  • Now, researchers at Imperial College London (ICL) in the United Kingdom have introduced a novel control mechanism into such investigations.
  • The ICL researchers identified a strong placebo effect in the perceived benefits of psychedelic microdosing.

Although psychedelic substances remain illegal in most places, a number of people have been microdosing with them in the hopes of achieving psychiatric benefits. These doses are too small — under 10% of a standard dose two or three times per week — to achieve perceptible psychedelic effects.

Early research has been ambiguous regarding the medical value of microdosing. One international survey found that 44% of participants self-reported improvements in their mental health. Another saw no definitive effect but suggested a possible role for microdosing in people experiencing mental health problems.

Now, a new study from ICL researchers suggests a placebo effect is behind the confusion.

Lead author Dr. Balázs Szigeti says, “Anecdotal reports about the benefits of microdosing are almost certainly biased by the placebo effect.”

The study appears in the journal eLife.

Since studies of psychedelic microdosing rely so heavily on self-reporting, previous researchers have had to draw conclusions without the benefit of having a control group to check for placebo effects.

The researchers at ICL worked out a mechanism designed to overcome this study limitation.

The study was conducted online with 191 individuals who were already microdosing psychedelics for their mental well-being.

Researchers guided participants through a procedure where they mixed their psychedelics with identical-looking placebo capsules. The study authors refer to this arrangement as “self-blinding.”

Having mixed the capsules, individuals in the study could not tell whether they were ingesting a psychedelic or a placebo.

The researchers, however, could tell, since each capsule was barcoded so that scanning revealed to them whether it was a placebo or psychedelic.

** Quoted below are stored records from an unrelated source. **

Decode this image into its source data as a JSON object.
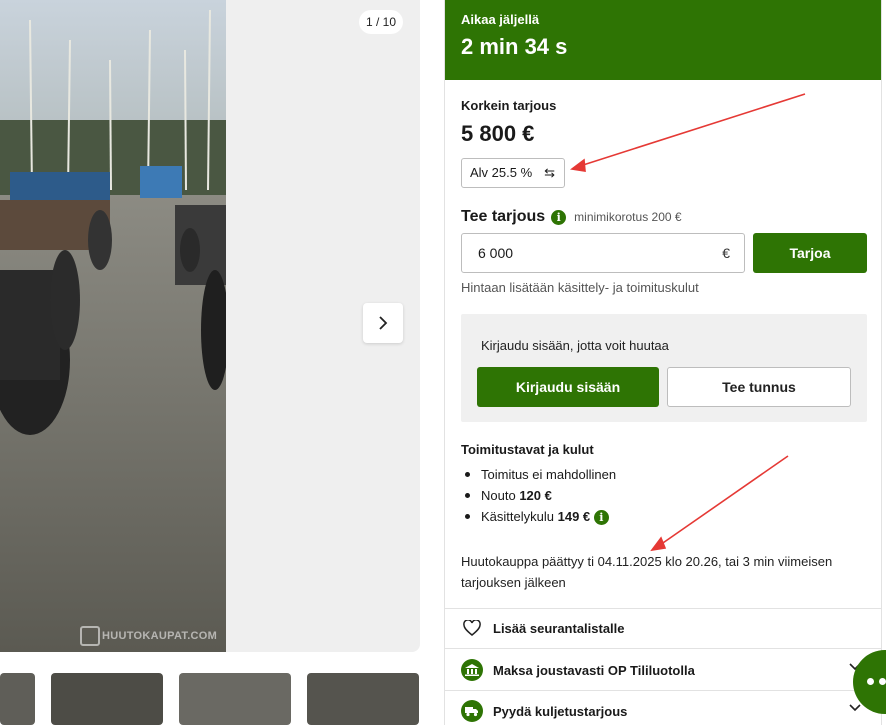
{
  "gallery": {
    "counter": "1 / 10",
    "watermark": "HUUTOKAUPAT.COM"
  },
  "timer": {
    "label": "Aikaa jäljellä",
    "value": "2 min 34 s"
  },
  "highest_bid": {
    "label": "Korkein tarjous",
    "amount": "5 800 €",
    "vat_toggle": "Alv 25.5 %"
  },
  "make_bid": {
    "title": "Tee tarjous",
    "min_increment": "minimikorotus 200 €",
    "input_value": "6 000",
    "currency": "€",
    "submit_label": "Tarjoa",
    "fees_note": "Hintaan lisätään käsittely- ja toimituskulut"
  },
  "login_box": {
    "text": "Kirjaudu sisään, jotta voit huutaa",
    "login_label": "Kirjaudu sisään",
    "signup_label": "Tee tunnus"
  },
  "delivery": {
    "title": "Toimitustavat ja kulut",
    "items": [
      {
        "text": "Toimitus ei mahdollinen",
        "value": ""
      },
      {
        "text": "Nouto",
        "value": "120 €"
      },
      {
        "text": "Käsittelykulu",
        "value": "149 €"
      }
    ]
  },
  "auction_end": "Huutokauppa päättyy ti 04.11.2025 klo 20.26, tai 3 min viimeisen tarjouksen jälkeen",
  "rows": {
    "watchlist": "Lisää seurantalistalle",
    "financing": "Maksa joustavasti OP Tililuotolla",
    "shipping_quote": "Pyydä kuljetustarjous"
  },
  "colors": {
    "brand_green": "#2e7404",
    "annotation_red": "#e53935"
  }
}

Consuming capsules over a 4-week period, the participants reported their experiences to the researchers. They were also given online cognitive tasks at various timepoints.

“We have mixed results,” says Dr. Szigeti. He adds:

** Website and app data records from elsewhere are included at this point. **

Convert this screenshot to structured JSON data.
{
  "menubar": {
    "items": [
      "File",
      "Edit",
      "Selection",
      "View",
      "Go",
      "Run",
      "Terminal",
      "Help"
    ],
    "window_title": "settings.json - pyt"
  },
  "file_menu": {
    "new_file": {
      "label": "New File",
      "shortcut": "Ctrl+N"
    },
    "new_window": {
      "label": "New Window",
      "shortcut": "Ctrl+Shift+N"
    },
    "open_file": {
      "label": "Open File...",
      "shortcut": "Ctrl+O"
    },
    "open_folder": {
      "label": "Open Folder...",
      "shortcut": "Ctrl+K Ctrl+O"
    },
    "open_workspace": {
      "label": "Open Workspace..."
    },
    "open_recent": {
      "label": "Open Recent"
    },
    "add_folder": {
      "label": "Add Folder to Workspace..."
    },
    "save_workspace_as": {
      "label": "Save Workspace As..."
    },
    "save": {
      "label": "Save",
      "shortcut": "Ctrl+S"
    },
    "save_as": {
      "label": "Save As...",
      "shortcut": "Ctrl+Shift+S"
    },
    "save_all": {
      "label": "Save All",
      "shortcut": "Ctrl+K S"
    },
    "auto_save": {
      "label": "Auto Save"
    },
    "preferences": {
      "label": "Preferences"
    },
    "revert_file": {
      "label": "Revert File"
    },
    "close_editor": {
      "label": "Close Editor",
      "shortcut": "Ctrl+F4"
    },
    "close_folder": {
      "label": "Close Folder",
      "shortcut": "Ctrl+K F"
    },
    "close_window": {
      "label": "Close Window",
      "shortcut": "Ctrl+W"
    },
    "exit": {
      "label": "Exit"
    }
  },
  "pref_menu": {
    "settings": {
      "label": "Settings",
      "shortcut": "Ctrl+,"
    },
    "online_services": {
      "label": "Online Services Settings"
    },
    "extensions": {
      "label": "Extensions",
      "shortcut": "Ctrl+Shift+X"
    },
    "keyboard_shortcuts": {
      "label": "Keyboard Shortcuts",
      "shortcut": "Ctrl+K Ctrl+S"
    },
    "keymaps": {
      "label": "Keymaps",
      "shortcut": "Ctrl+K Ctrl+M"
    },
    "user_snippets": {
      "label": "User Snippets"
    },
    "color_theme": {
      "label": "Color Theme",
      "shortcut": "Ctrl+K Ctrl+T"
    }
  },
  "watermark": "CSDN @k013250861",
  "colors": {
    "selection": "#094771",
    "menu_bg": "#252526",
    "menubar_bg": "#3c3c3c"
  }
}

“On the one hand, we observed microdosing’s benefits in a wide range of psychological measures. On the other hand, we saw equal benefits among participants taking placebos.”

“These findings suggest that the benefits are not due to the drug, but rather due to the placebo-like expectation effects. Many participants who reported that they experienced positive effects while taking the placebo were shocked to learn after the study that they hadn’t been taking the real drug.”

– Lead author Dr. Balázs Szigeti

One benefit of the authors’ methodology is that it captures “real-life” microdosing as the researchers left participants in charge of their own medication schedules.

The scientists caution that insights from online, self-reporting research may ultimately be less reliable than those of a traditional study, even with the self-blinding mechanism employed.

In addition, the authors note that controlling the potency of individuals’ psychedelic substances was impossible since the participants purchased them illegally from black-market sources.

The self-blinding method developed for this study may prove useful — and economically attractive — in other areas of research that rely heavily on self-reporting, according to the senior author of the study, Dr. David Erritzoe.

He says:

“Accounting for the placebo effect is important when assessing trends, such as the use of cannabidiol oils, fad diets, or supplements, where social pressure or users’ expectations can lead to a strong placebo response. Researchers can use self-blinding citizen science initiatives as an inexpensive, initial screening tool before launching expensive clinical studies.”